**Exercise instructions:**
Go through the data below and retype all of it exactly.

**Records for processing:**
......
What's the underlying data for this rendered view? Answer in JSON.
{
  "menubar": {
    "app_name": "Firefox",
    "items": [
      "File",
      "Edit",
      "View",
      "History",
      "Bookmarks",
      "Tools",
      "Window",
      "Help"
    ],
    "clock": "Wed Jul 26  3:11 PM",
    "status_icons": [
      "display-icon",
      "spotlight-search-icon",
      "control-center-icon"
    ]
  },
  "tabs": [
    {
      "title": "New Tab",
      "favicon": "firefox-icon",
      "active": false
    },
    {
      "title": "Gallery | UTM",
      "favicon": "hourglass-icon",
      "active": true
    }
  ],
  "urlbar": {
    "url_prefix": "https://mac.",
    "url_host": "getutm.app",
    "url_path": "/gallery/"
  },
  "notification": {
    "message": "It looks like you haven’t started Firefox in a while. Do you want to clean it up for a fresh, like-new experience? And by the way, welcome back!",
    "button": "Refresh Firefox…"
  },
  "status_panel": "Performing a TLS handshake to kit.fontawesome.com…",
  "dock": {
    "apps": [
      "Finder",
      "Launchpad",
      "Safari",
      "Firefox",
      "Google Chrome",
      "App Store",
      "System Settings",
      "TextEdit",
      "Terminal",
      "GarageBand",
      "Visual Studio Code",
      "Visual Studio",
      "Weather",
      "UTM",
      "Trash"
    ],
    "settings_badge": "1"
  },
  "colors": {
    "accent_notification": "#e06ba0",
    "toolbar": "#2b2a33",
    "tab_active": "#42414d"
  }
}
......
**Output:**
What's the underlying data for this rendered view? Answer in JSON.
{
  "menubar": {
    "app_name": "Firefox",
    "items": [
      "File",
      "Edit",
      "View",
      "History",
      "Bookmarks",
      "Tools",
      "Window",
      "Help"
    ],
    "clock": "Wed Jul 26  3:11 PM",
    "status_icons": [
      "display-icon",
      "spotlight-search-icon",
      "control-center-icon"
    ]
  },
  "tabs": [
    {
      "title": "New Tab",
      "favicon": "firefox-icon",
      "active": false
    },
    {
      "title": "Gallery | UTM",
      "favicon": "hourglass-icon",
      "active": true
    }
  ],
  "urlbar": {
    "url_prefix": "https://mac.",
    "url_host": "getutm.app",
    "url_path": "/gallery/"
  },
  "notification": {
    "message": "It looks like you haven’t started Firefox in a while. Do you want to clean it up for a fresh, like-new experience? And by the way, welcome back!",
    "button": "Refresh Firefox…"
  },
  "status_panel": "Performing a TLS handshake to kit.fontawesome.com…",
  "dock": {
    "apps": [
      "Finder",
      "Launchpad",
      "Safari",
      "Firefox",
      "Google Chrome",
      "App Store",
      "System Settings",
      "TextEdit",
      "Terminal",
      "GarageBand",
      "Visual Studio Code",
      "Visual Studio",
      "Weather",
      "UTM",
      "Trash"
    ],
    "settings_badge": "1"
  },
  "colors": {
    "accent_notification": "#e06ba0",
    "toolbar": "#2b2a33",
    "tab_active": "#42414d"
  }
}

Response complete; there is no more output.